Records for this task START

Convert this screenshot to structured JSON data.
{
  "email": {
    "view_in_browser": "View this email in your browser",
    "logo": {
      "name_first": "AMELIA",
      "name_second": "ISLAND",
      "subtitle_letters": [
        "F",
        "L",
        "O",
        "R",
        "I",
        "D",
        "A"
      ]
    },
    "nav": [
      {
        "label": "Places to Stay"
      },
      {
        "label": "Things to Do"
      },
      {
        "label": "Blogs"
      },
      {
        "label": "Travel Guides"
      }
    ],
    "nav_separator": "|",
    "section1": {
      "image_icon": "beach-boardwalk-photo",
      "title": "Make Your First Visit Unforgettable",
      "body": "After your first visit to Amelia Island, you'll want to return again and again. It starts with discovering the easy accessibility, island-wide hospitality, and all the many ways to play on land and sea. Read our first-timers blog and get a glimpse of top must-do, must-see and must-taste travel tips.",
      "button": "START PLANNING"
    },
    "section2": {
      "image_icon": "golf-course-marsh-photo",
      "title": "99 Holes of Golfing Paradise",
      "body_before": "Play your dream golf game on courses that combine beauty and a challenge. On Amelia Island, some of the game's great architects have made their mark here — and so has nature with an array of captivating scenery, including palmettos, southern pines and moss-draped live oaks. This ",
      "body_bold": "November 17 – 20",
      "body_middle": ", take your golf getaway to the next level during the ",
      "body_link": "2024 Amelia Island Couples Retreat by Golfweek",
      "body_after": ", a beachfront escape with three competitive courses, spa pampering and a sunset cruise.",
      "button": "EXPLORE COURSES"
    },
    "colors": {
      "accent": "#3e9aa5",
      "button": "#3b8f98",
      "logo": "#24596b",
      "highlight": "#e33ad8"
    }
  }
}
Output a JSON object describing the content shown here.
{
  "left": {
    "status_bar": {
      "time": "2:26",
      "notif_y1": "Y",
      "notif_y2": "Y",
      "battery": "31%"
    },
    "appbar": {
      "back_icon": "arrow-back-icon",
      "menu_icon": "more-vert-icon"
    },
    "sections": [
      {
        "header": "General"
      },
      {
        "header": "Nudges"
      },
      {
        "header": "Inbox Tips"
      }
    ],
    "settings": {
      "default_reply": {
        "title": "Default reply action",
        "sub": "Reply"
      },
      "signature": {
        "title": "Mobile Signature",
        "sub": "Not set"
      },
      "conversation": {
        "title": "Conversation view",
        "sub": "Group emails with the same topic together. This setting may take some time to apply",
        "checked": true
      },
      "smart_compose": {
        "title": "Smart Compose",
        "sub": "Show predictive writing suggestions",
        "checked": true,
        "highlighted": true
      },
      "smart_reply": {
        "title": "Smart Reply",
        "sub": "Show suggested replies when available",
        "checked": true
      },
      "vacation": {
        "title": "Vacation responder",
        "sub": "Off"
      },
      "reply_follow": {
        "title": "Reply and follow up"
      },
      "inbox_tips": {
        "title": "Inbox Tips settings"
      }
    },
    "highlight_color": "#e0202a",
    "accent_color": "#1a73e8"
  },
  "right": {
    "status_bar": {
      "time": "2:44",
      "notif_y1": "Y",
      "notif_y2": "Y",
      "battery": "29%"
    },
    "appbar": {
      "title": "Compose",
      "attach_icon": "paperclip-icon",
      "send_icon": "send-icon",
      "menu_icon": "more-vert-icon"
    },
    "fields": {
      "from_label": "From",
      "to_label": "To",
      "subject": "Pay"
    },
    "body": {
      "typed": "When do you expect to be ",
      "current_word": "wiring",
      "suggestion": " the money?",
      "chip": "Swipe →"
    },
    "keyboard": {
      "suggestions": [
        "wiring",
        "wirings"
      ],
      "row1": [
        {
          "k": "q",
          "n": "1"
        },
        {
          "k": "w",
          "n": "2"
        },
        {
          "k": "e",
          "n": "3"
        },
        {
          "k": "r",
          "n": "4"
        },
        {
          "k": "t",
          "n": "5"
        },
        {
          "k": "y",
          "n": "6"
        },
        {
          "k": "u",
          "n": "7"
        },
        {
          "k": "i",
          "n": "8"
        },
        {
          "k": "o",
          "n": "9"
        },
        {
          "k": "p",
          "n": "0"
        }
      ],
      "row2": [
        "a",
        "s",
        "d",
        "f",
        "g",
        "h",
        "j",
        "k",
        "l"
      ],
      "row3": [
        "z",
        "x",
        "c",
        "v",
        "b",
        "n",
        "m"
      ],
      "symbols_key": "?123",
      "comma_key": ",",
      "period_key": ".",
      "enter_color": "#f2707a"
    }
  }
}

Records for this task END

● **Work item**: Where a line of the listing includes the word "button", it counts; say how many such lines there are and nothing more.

● **Task answer**: 3